> [Directions] The answer consists solely of the data below, reproduced exactly.

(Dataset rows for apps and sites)
────────────────────────────────────────
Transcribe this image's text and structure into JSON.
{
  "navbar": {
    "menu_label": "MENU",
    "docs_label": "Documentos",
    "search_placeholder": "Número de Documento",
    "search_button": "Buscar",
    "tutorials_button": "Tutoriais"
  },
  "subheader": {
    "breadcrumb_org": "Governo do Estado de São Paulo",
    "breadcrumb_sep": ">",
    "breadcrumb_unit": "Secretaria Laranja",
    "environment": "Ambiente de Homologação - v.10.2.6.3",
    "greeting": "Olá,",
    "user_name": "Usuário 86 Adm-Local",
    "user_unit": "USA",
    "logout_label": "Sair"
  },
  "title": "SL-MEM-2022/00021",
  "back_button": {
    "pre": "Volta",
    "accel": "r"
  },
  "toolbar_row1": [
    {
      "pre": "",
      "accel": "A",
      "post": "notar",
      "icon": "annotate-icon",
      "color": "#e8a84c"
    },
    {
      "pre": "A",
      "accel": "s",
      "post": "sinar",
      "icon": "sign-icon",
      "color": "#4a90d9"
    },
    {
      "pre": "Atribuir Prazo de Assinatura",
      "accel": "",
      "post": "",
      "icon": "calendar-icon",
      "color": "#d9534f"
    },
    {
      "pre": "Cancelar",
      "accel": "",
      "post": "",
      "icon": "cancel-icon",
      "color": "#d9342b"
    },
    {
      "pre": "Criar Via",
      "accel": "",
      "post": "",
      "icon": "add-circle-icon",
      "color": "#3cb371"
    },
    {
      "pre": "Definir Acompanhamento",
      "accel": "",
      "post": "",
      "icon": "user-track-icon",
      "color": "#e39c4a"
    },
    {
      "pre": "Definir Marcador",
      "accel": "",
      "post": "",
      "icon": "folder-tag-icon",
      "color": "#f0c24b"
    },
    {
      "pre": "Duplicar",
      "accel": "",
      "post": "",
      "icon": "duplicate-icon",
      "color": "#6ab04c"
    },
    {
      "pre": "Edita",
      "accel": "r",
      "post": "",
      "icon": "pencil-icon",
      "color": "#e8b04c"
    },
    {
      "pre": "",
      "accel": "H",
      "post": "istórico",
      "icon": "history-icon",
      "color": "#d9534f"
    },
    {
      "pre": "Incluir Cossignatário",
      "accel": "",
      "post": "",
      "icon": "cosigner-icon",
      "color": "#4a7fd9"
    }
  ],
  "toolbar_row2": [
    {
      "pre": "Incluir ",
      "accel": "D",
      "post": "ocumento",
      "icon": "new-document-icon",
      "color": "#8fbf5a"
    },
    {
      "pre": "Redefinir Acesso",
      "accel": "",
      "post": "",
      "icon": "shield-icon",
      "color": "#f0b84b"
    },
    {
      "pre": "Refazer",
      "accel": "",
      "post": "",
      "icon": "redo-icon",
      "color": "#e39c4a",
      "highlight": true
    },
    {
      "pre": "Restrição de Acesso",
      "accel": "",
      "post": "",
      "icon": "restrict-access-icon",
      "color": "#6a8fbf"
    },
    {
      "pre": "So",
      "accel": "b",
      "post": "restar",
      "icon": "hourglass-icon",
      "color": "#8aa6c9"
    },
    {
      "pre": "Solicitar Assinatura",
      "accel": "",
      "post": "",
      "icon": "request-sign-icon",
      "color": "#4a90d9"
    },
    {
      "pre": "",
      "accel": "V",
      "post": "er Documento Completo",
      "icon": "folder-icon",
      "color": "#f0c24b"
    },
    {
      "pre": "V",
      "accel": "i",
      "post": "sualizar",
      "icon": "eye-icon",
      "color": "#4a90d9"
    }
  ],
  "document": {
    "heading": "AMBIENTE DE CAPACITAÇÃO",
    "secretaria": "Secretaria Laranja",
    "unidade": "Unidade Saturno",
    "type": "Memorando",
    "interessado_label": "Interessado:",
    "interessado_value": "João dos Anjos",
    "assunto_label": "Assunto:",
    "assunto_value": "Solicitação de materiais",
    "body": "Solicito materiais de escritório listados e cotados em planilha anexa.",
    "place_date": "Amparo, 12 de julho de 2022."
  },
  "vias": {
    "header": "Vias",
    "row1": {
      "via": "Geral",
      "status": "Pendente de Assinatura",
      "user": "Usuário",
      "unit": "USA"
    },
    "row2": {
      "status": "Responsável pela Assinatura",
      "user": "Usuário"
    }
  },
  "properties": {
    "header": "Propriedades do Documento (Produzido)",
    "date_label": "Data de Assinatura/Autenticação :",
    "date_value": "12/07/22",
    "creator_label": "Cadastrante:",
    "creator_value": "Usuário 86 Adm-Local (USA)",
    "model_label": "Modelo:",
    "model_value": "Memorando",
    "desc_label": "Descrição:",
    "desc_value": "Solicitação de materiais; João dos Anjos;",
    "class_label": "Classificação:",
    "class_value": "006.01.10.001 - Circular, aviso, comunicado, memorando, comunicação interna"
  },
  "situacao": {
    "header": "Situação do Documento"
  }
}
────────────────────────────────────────
> [Result]
Transcribe this image's text and structure into JSON.
{
  "navbar": {
    "menu_label": "MENU",
    "docs_label": "Documentos",
    "search_placeholder": "Número de Documento",
    "search_button": "Buscar",
    "tutorials_button": "Tutoriais"
  },
  "subheader": {
    "breadcrumb_org": "Governo do Estado de São Paulo",
    "breadcrumb_sep": ">",
    "breadcrumb_unit": "Secretaria Laranja",
    "environment": "Ambiente de Homologação - v.10.2.6.3",
    "greeting": "Olá,",
    "user_name": "Usuário 86 Adm-Local",
    "user_unit": "USA",
    "logout_label": "Sair"
  },
  "title": "SL-MEM-2022/00021",
  "back_button": {
    "pre": "Volta",
    "accel": "r"
  },
  "toolbar_row1": [
    {
      "pre": "",
      "accel": "A",
      "post": "notar",
      "icon": "annotate-icon",
      "color": "#e8a84c"
    },
    {
      "pre": "A",
      "accel": "s",
      "post": "sinar",
      "icon": "sign-icon",
      "color": "#4a90d9"
    },
    {
      "pre": "Atribuir Prazo de Assinatura",
      "accel": "",
      "post": "",
      "icon": "calendar-icon",
      "color": "#d9534f"
    },
    {
      "pre": "Cancelar",
      "accel": "",
      "post": "",
      "icon": "cancel-icon",
      "color": "#d9342b"
    },
    {
      "pre": "Criar Via",
      "accel": "",
      "post": "",
      "icon": "add-circle-icon",
      "color": "#3cb371"
    },
    {
      "pre": "Definir Acompanhamento",
      "accel": "",
      "post": "",
      "icon": "user-track-icon",
      "color": "#e39c4a"
    },
    {
      "pre": "Definir Marcador",
      "accel": "",
      "post": "",
      "icon": "folder-tag-icon",
      "color": "#f0c24b"
    },
    {
      "pre": "Duplicar",
      "accel": "",
      "post": "",
      "icon": "duplicate-icon",
      "color": "#6ab04c"
    },
    {
      "pre": "Edita",
      "accel": "r",
      "post": "",
      "icon": "pencil-icon",
      "color": "#e8b04c"
    },
    {
      "pre": "",
      "accel": "H",
      "post": "istórico",
      "icon": "history-icon",
      "color": "#d9534f"
    },
    {
      "pre": "Incluir Cossignatário",
      "accel": "",
      "post": "",
      "icon": "cosigner-icon",
      "color": "#4a7fd9"
    }
  ],
  "toolbar_row2": [
    {
      "pre": "Incluir ",
      "accel": "D",
      "post": "ocumento",
      "icon": "new-document-icon",
      "color": "#8fbf5a"
    },
    {
      "pre": "Redefinir Acesso",
      "accel": "",
      "post": "",
      "icon": "shield-icon",
      "color": "#f0b84b"
    },
    {
      "pre": "Refazer",
      "accel": "",
      "post": "",
      "icon": "redo-icon",
      "color": "#e39c4a",
      "highlight": true
    },
    {
      "pre": "Restrição de Acesso",
      "accel": "",
      "post": "",
      "icon": "restrict-access-icon",
      "color": "#6a8fbf"
    },
    {
      "pre": "So",
      "accel": "b",
      "post": "restar",
      "icon": "hourglass-icon",
      "color": "#8aa6c9"
    },
    {
      "pre": "Solicitar Assinatura",
      "accel": "",
      "post": "",
      "icon": "request-sign-icon",
      "color": "#4a90d9"
    },
    {
      "pre": "",
      "accel": "V",
      "post": "er Documento Completo",
      "icon": "folder-icon",
      "color": "#f0c24b"
    },
    {
      "pre": "V",
      "accel": "i",
      "post": "sualizar",
      "icon": "eye-icon",
      "color": "#4a90d9"
    }
  ],
  "document": {
    "heading": "AMBIENTE DE CAPACITAÇÃO",
    "secretaria": "Secretaria Laranja",
    "unidade": "Unidade Saturno",
    "type": "Memorando",
    "interessado_label": "Interessado:",
    "interessado_value": "João dos Anjos",
    "assunto_label": "Assunto:",
    "assunto_value": "Solicitação de materiais",
    "body": "Solicito materiais de escritório listados e cotados em planilha anexa.",
    "place_date": "Amparo, 12 de julho de 2022."
  },
  "vias": {
    "header": "Vias",
    "row1": {
      "via": "Geral",
      "status": "Pendente de Assinatura",
      "user": "Usuário",
      "unit": "USA"
    },
    "row2": {
      "status": "Responsável pela Assinatura",
      "user": "Usuário"
    }
  },
  "properties": {
    "header": "Propriedades do Documento (Produzido)",
    "date_label": "Data de Assinatura/Autenticação :",
    "date_value": "12/07/22",
    "creator_label": "Cadastrante:",
    "creator_value": "Usuário 86 Adm-Local (USA)",
    "model_label": "Modelo:",
    "model_value": "Memorando",
    "desc_label": "Descrição:",
    "desc_value": "Solicitação de materiais; João dos Anjos;",
    "class_label": "Classificação:",
    "class_value": "006.01.10.001 - Circular, aviso, comunicado, memorando, comunicação interna"
  },
  "situacao": {
    "header": "Situação do Documento"
  }
}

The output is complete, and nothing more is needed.